## Exercise description
The listing below is to be copied exactly, with pictures excluded.

────────────────────────────────────────

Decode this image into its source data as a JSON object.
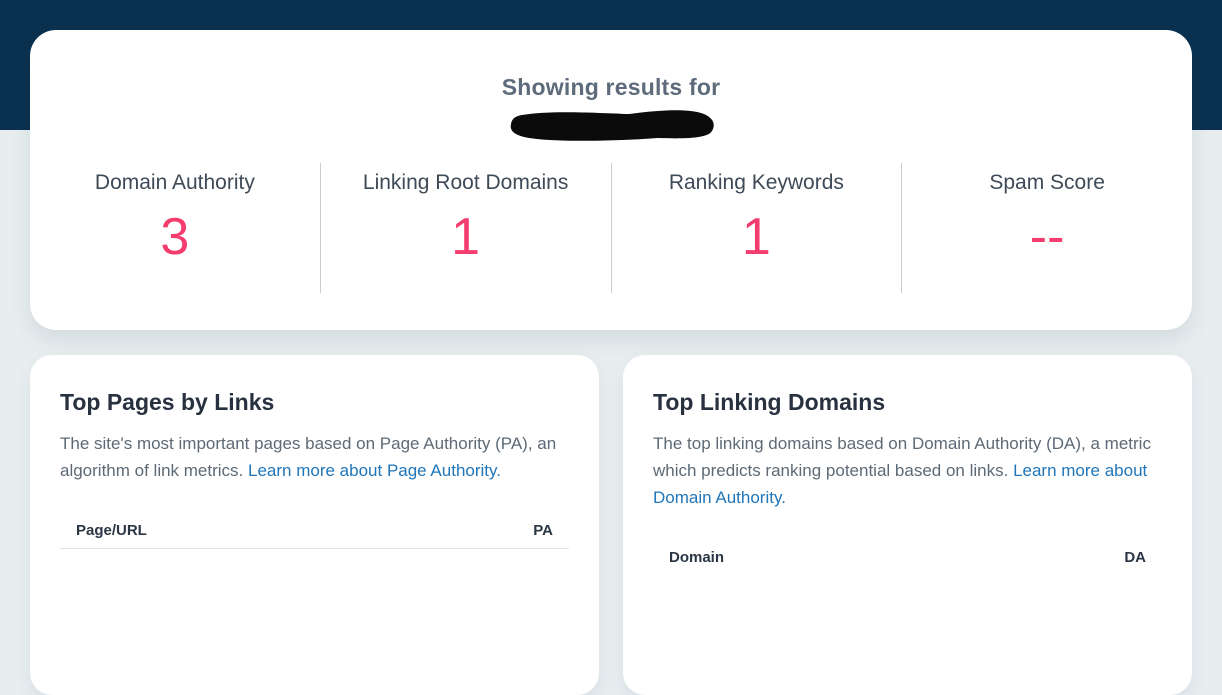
{
  "page": {
    "title": "Showing results for",
    "redacted_domain": true
  },
  "metrics": [
    {
      "label": "Domain Authority",
      "value": "3"
    },
    {
      "label": "Linking Root Domains",
      "value": "1"
    },
    {
      "label": "Ranking Keywords",
      "value": "1"
    },
    {
      "label": "Spam Score",
      "value": "--"
    }
  ],
  "cards": [
    {
      "title": "Top Pages by Links",
      "description": "The site's most important pages based on Page Authority (PA), an algorithm of link metrics.",
      "link_text": "Learn more about Page Authority.",
      "columns": [
        "Page/URL",
        "PA"
      ]
    },
    {
      "title": "Top Linking Domains",
      "description": "The top linking domains based on Domain Authority (DA), a metric which predicts ranking potential based on links.",
      "link_text": "Learn more about Domain Authority.",
      "columns": [
        "Domain",
        "DA"
      ]
    }
  ],
  "colors": {
    "navy_header": "#0b3150",
    "page_background": "#e8eef0",
    "metric_pink": "#f43c6e",
    "link_blue": "#2076b9",
    "heading_dark": "#28313f"
  }
}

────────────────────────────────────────

## Output for this task
Decode this image into its source data as a JSON object.
{
  "page": {
    "title": "Showing results for",
    "redacted_domain": true
  },
  "metrics": [
    {
      "label": "Domain Authority",
      "value": "3"
    },
    {
      "label": "Linking Root Domains",
      "value": "1"
    },
    {
      "label": "Ranking Keywords",
      "value": "1"
    },
    {
      "label": "Spam Score",
      "value": "--"
    }
  ],
  "cards": [
    {
      "title": "Top Pages by Links",
      "description": "The site's most important pages based on Page Authority (PA), an algorithm of link metrics.",
      "link_text": "Learn more about Page Authority.",
      "columns": [
        "Page/URL",
        "PA"
      ]
    },
    {
      "title": "Top Linking Domains",
      "description": "The top linking domains based on Domain Authority (DA), a metric which predicts ranking potential based on links.",
      "link_text": "Learn more about Domain Authority.",
      "columns": [
        "Domain",
        "DA"
      ]
    }
  ],
  "colors": {
    "navy_header": "#0b3150",
    "page_background": "#e8eef0",
    "metric_pink": "#f43c6e",
    "link_blue": "#2076b9",
    "heading_dark": "#28313f"
  }
}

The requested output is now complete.